→ Work required
Each line of the entries that mentions the string "What" needs to be reported.
-*-*-
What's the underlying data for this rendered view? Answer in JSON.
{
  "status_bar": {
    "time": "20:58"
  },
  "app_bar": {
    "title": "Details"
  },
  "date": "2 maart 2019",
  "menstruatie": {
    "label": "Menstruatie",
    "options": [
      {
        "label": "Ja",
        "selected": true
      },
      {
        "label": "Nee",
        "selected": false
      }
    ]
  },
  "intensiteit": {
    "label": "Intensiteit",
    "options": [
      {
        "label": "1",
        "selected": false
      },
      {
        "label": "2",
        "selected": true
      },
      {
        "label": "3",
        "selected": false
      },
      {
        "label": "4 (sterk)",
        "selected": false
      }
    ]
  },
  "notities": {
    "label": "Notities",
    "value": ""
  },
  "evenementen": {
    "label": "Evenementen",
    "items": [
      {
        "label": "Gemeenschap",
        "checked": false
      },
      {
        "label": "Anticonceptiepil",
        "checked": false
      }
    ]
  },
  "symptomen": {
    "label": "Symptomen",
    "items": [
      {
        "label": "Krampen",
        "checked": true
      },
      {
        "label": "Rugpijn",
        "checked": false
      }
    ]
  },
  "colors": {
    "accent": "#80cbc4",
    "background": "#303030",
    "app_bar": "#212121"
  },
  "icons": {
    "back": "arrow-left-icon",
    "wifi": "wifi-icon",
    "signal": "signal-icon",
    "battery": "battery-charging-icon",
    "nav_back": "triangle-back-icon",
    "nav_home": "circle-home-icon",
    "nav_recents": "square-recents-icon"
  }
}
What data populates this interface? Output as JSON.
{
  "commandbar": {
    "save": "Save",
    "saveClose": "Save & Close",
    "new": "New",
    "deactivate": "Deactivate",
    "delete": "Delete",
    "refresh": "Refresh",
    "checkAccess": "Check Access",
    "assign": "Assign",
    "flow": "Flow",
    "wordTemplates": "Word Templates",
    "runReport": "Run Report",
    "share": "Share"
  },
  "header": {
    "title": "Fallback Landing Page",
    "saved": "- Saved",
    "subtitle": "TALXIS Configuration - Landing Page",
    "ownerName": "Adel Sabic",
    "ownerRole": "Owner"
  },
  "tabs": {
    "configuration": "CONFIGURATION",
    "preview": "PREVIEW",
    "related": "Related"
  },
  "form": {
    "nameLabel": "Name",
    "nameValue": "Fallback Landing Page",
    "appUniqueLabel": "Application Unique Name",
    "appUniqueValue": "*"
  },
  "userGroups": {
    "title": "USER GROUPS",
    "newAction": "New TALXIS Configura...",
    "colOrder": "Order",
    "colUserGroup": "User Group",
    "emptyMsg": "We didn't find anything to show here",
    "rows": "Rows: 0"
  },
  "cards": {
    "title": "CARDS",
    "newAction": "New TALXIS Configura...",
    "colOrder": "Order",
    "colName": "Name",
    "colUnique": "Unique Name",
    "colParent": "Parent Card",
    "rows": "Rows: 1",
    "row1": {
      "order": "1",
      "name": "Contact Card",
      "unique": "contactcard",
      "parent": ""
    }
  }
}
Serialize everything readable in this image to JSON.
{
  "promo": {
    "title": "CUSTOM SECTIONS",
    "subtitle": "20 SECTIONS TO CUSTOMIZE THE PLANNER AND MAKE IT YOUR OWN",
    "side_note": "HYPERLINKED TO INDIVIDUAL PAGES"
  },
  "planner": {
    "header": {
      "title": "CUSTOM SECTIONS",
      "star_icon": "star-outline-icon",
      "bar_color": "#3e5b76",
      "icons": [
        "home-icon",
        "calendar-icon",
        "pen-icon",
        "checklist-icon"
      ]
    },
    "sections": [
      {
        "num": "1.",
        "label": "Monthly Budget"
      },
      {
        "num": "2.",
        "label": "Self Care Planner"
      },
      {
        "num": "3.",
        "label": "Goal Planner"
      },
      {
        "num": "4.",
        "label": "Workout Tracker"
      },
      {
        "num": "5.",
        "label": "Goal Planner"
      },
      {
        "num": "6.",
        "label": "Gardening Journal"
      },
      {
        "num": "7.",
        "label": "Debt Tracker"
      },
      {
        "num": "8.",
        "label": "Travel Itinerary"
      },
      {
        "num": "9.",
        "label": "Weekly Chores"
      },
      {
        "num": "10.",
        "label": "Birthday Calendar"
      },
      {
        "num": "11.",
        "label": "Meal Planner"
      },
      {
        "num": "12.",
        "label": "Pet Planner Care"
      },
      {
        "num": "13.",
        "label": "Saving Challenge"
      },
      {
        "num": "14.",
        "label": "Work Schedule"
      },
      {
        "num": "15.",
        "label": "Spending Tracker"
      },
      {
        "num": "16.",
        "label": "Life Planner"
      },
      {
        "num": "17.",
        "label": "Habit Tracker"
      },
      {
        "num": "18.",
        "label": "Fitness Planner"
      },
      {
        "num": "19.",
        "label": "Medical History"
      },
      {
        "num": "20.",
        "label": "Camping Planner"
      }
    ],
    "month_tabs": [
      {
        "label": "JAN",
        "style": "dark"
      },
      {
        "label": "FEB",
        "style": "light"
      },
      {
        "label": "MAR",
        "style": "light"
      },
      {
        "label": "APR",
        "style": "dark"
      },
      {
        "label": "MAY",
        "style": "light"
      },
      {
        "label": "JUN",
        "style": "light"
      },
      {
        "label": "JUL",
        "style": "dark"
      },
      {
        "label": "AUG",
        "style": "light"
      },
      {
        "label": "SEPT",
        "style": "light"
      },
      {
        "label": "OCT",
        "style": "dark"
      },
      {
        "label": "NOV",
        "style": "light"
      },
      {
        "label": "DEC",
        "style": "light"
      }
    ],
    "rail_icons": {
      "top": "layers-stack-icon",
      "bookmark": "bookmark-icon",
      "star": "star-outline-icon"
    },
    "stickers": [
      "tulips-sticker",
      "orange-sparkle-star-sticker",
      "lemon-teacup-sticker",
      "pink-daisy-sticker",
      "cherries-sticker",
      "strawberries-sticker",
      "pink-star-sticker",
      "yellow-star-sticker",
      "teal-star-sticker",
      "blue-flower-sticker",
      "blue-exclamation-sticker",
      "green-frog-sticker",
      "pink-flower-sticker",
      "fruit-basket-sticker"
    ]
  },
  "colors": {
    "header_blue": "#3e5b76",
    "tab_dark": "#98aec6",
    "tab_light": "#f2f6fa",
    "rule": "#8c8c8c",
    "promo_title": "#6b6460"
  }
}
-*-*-
→ Task response
What's the underlying data for this rendered view? Answer in JSON.
What data populates this interface? Output as JSON.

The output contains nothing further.